This year, with the move an everything, I didn't get a chance to plant any dye-plants in my pots. I cheated a little and bought some natural dyes from Maiwa.  I bought Madder, Cochineal and Indigo. I had Logwood as well from my initial trip to Maiwa when I was in Vancouver. These should give me the colours I craved.

I started with logwood, and some copper-acetate liquor I made using copper pipes, vinegar and hydrogen peroxide. I mordanted my Polwarth fingering yarn (from Rovings near Winnipeg) in the copper and then put it in the dye pot. When I pulled it out this is what I got:

Gorgeous navy and purple mix! I'm knitting it up into a Travelling Woman shawl. 

Then I had some merino sock yarn from Acme Fibres that I had dyed with black beans. While the process was fun, the pale grey blue just wasn't doing it for me anymore. I put that in the dye bath, thinking it would turn a medium periwinkle or something. When I pulled it out though:

A dark denim-y navy! Almost black but definitely blue overtones. WOW. That was unexpected but really cool. I know black is hard to get with natural dyes. This came close.

Stay tuned for more!

Sunday, April 8, 2012

A tale of two thumbs

When I began knitting, I knit mostly for myself. I felt had to learn how to knit before I felt that the things I made were worthy of giving away. I've been knitting (obsessively!) for about 7 years now, and lately I've knit more for other people than I have for myself. I love seeing the expression on the person's face when I give them something handmade. Knitted gifts are a rarity nowadays. I like to knit patterns with interesting details: cables, lace, colourwork. However, sometimes the simplest thing is the most appreciated.
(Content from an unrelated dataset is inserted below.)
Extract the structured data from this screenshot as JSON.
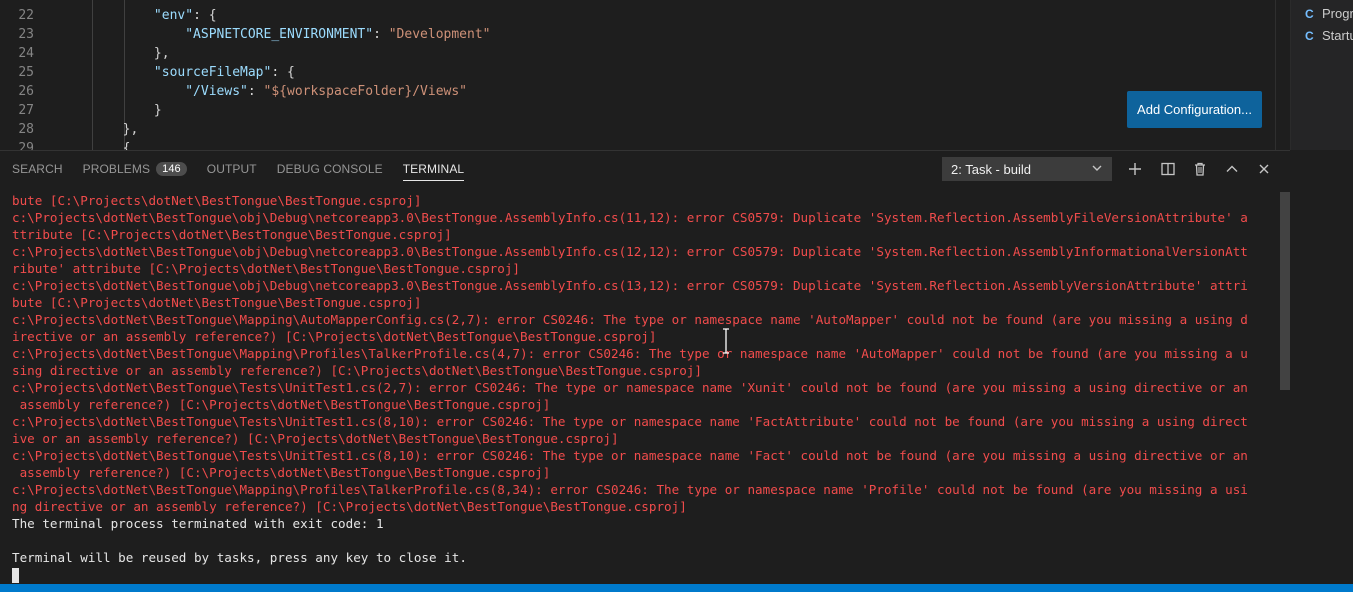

My friend Mark is the Mennonite chaplain at the University of Manitoba. I've spent a fair amount of time there over the course of my two degrees. It's well known in the "Menno office" that I'm a knitter. One day Mark came to me and said he had worn through the thumbs of a pair mittens that his mother had made for him. Those mittens were especially important to him because his mother could no longer knit and therefore she couldn't repair them or knit him new ones. He wanted to know, could they be fixed?

Well if there's one thing I love to knit, it's mittens. Mittens in are an essential item in Manitoba and no friend of mine would have cold thumbs if I could help it! I said I could probably attach brand new thumbs in an hour or two! Mark was ecstatic!

So one afternoon I brought yarn and needles to school with me and attached some new thumbs. This is the response I got from Mark:

Such a simple thing, but I made his day and I was happy do to it. He said now the mittens were even more special now because they were made by his mother and fixed by the "queen of knitting", as he put it.

In this throw-away world, it feels great to know that some people still value hand-made items!

Sunday, January 1, 2012


I know I haven't posted in awhile. I've been busy writing a hundred page thesis so I know you'll forget me :) Despite not posting, I have still been knitting! My current obsession is knitted toys and monsters.

Back in September I ordered 5 patters from DangerCraft. Wow talk about addictive. I'm so addicted I ordered her Big Book of Knitted Monsters with my Christmas money!

First I knit a monster chunk:

Then I knit a little boucle monster that hubby named Mortimer:

Then I knit Sammie the sock monster, complete with his own little socks:

Then I knit two little monkeys for my niece and nephew for Christmas. I put little magnets in their hands and I'm told my niece wears her monkey around her neck! Adorable!

Then this week I decided to cast on Penelope. She is super soft and adorable. I know the little girl who will get her (it's a surprise) is going to LOVE her! :)

Going to cast on another right now!